I think these pictures really speak for themselves. The triangle composition is the gift that just keeps on giving! Frazetta used it for arguably most of his covers, and it never, ever gets old. If you really look for it in all of these covers, it couldn't be more obvious, but it works every time.
For it to work best, the triangle can't be broken by any major elements, but if it's too perfect it can become static. Notice how Frazetta outlines a triangle in his compositions, but doesn't completely form the shape in an unbroken way. Except for when he does, but then notice how he uses elements to play against the shape and add visual interest, like in the cover with the guy with the guns and girls. The guns are small enough, and peripheral enough that they can break the composition, and he's angled them in such a way as to frame the main character's face, and slash some movement across the page. That movement stops your eye from simply following the too obvious triange shape.
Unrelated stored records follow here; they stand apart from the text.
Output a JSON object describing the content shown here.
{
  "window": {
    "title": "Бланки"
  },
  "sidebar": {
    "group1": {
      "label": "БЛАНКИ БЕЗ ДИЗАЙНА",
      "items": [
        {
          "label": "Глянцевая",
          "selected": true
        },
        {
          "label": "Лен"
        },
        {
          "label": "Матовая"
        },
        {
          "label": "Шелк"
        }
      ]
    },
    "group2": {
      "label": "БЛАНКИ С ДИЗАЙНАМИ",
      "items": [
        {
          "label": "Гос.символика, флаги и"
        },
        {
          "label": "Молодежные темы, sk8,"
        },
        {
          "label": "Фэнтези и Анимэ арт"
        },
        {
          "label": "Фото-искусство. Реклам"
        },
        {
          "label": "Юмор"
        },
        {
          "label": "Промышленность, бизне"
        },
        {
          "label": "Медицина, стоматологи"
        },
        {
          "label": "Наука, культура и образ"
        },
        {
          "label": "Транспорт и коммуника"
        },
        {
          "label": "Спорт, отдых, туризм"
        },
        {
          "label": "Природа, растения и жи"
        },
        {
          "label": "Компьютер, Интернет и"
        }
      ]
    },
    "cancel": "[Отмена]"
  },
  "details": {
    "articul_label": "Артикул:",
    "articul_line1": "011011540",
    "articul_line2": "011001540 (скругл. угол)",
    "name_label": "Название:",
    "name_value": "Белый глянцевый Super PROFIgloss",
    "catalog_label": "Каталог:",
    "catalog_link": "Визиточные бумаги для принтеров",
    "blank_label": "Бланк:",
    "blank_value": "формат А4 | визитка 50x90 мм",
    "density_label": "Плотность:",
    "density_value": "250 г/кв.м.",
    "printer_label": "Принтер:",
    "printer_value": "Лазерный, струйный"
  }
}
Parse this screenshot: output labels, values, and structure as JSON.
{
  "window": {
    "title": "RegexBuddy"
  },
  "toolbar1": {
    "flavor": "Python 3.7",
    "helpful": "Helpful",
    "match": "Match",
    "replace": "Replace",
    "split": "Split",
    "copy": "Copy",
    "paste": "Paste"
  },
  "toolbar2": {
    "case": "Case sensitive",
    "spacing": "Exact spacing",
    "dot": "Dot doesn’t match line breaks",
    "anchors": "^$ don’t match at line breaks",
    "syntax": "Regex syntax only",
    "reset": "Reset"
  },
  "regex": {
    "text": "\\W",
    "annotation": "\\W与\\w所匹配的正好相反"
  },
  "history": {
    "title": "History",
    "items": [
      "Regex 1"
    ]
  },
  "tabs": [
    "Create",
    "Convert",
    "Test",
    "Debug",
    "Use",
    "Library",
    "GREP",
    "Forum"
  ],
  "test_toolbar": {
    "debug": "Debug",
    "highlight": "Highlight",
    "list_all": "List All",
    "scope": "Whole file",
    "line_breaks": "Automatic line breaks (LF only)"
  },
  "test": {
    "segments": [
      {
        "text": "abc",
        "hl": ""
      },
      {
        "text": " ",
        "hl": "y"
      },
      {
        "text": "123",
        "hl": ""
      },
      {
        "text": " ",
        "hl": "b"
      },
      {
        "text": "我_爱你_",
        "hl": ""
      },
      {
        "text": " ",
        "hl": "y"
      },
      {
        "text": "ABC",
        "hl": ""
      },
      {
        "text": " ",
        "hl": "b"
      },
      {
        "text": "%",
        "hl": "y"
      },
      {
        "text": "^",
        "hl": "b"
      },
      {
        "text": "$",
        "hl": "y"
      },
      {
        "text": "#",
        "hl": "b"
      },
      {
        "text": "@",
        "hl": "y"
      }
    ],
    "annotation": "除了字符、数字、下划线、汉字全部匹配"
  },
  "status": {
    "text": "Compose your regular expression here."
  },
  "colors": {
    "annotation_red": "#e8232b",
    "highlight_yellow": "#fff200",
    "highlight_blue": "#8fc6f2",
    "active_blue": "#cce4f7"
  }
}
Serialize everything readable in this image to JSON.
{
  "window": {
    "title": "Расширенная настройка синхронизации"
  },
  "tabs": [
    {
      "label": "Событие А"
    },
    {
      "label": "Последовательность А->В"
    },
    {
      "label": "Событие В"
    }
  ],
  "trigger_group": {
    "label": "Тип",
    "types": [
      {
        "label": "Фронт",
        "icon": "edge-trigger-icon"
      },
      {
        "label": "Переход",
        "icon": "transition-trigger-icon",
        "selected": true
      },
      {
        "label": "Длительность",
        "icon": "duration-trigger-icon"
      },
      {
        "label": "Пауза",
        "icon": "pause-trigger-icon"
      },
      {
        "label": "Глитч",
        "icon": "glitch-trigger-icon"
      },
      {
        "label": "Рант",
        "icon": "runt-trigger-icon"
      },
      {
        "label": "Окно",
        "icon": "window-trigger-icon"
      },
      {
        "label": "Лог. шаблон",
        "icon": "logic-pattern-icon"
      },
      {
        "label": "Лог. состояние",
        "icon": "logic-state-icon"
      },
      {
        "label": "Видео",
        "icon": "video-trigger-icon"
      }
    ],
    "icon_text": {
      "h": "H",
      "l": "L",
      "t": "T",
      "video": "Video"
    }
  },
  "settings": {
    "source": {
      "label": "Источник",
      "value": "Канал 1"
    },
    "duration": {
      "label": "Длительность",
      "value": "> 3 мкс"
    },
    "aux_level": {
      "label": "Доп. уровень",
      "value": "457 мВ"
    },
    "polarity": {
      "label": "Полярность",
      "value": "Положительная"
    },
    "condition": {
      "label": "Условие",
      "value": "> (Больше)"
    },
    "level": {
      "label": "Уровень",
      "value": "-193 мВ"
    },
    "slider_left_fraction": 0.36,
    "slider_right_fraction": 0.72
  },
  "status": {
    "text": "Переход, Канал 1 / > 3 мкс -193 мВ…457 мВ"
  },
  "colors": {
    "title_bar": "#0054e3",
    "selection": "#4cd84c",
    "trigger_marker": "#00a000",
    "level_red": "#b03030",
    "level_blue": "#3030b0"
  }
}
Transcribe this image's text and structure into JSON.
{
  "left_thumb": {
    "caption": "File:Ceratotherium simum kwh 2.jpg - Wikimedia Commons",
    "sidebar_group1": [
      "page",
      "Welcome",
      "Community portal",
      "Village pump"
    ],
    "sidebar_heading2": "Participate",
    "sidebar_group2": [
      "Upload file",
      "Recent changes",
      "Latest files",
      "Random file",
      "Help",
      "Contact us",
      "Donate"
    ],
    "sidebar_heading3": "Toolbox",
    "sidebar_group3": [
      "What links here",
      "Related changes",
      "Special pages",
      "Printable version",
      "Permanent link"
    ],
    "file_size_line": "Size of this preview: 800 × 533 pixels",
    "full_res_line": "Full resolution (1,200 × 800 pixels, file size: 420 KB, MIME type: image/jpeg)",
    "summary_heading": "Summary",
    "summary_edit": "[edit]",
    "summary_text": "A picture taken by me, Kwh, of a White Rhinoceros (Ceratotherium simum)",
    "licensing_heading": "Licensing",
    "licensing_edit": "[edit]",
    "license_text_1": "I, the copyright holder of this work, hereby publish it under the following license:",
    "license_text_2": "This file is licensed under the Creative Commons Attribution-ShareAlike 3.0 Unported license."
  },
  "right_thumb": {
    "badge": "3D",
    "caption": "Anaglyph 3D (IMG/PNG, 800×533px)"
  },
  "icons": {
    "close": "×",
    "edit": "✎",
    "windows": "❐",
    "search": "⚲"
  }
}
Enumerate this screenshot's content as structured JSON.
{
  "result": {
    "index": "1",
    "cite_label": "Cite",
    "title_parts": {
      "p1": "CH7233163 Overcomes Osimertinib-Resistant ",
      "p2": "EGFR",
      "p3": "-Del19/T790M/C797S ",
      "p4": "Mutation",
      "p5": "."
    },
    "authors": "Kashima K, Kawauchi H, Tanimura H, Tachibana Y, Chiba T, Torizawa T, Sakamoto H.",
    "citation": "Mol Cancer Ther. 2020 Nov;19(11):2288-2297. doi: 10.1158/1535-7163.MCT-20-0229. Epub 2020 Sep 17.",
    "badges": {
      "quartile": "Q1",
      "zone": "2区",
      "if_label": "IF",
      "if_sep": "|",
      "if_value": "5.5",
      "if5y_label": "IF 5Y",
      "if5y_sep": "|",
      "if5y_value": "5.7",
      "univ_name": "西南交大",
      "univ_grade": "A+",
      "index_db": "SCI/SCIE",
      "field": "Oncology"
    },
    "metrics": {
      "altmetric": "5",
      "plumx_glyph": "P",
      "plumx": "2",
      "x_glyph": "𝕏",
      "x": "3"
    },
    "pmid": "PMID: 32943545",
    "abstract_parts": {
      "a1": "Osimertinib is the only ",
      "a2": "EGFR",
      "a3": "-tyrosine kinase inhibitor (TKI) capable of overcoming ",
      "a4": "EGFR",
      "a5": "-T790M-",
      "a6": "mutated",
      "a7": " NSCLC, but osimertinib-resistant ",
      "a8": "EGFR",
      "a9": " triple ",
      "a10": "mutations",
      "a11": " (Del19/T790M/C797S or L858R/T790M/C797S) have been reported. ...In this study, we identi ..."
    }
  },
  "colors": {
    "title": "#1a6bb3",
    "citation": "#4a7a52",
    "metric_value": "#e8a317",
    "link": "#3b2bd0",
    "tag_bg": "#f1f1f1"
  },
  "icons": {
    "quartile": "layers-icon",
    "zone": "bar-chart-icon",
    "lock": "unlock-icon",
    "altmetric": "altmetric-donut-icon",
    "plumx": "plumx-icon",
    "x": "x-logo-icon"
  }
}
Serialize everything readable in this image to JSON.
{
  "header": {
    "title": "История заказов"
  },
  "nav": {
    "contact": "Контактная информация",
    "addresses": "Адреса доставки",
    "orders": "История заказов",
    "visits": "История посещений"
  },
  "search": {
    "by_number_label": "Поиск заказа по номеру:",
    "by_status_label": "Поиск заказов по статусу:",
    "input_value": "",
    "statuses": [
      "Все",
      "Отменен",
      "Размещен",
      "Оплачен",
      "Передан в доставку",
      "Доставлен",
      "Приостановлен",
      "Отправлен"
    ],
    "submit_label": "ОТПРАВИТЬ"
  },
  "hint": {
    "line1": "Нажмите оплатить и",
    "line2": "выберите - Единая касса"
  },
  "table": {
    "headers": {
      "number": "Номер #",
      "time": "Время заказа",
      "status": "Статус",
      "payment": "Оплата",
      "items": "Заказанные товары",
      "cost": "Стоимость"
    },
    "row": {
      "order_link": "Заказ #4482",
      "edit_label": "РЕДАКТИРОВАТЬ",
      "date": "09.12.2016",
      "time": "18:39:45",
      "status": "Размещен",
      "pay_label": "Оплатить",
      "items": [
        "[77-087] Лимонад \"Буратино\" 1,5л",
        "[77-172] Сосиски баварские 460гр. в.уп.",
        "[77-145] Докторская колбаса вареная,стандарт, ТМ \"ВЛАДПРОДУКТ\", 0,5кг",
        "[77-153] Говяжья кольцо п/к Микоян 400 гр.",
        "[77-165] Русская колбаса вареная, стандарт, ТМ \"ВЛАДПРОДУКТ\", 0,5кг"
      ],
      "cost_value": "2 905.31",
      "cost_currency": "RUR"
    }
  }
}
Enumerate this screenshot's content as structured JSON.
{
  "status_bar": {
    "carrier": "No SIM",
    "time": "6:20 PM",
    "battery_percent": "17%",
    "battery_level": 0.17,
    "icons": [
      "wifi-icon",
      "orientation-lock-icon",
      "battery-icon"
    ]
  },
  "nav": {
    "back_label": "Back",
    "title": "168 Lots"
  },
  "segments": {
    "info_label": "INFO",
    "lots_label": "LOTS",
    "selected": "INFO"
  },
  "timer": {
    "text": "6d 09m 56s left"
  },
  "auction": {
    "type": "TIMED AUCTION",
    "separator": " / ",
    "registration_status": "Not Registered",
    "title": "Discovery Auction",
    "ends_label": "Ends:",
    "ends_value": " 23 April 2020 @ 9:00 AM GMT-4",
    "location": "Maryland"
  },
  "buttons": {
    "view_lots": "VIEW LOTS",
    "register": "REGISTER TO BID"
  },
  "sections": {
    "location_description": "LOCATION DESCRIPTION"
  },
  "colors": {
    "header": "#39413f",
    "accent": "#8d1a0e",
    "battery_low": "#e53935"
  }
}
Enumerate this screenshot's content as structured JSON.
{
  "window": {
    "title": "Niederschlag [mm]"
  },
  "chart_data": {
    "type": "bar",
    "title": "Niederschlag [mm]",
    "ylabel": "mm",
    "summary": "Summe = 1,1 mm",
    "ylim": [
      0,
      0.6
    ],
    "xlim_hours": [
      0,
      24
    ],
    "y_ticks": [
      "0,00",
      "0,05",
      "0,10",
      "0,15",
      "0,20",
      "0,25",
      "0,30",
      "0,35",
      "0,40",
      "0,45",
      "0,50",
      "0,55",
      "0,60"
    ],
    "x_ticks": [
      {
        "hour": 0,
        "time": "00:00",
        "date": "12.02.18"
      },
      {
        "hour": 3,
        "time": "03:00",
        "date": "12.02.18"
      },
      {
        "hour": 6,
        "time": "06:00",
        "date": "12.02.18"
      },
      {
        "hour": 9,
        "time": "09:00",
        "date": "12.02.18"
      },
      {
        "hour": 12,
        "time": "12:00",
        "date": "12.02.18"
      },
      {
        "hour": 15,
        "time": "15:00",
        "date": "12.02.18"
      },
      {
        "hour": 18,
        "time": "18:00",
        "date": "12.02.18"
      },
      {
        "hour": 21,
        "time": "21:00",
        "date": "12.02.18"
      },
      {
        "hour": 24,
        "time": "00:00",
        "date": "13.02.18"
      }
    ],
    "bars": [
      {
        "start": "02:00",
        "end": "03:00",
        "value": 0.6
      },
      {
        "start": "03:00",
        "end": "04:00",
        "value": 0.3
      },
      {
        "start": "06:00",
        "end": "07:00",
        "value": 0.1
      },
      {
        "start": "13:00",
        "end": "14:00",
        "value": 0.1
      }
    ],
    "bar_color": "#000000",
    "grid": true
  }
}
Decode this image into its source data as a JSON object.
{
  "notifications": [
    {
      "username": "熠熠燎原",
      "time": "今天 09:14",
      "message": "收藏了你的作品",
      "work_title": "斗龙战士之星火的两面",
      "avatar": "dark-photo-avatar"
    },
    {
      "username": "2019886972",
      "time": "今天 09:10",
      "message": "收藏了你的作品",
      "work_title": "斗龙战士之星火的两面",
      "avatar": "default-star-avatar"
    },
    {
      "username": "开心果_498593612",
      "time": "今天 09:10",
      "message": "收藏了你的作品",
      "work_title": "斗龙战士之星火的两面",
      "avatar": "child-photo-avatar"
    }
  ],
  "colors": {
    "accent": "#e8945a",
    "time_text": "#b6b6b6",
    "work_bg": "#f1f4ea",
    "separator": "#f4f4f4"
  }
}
As a bit of an aside, I can't help but mention Frazetta's use of light and detail in his compositions. Notice how focused his lighting is, with the greatest contrast in his center of interest, and points of light hit on other elements in the picture, just enough to draw your eye across them. He always knew what the focus of his picture was, and he knew how to draw you there, and then lead your eye around to other secondary elements, almost like a visual tour. That's all accomplished through use of focused lighting. No photo reference is going to teach you that one!
The other element I mentioned is detail. Because Frazetta was all about instant visual impact, he was very careful to not detail elements of his pictures that were secondary to that goal. That takes so much discipline....it's much easier to noodle everything in sight! I could learn a thing or two from that...
Anyway, more later.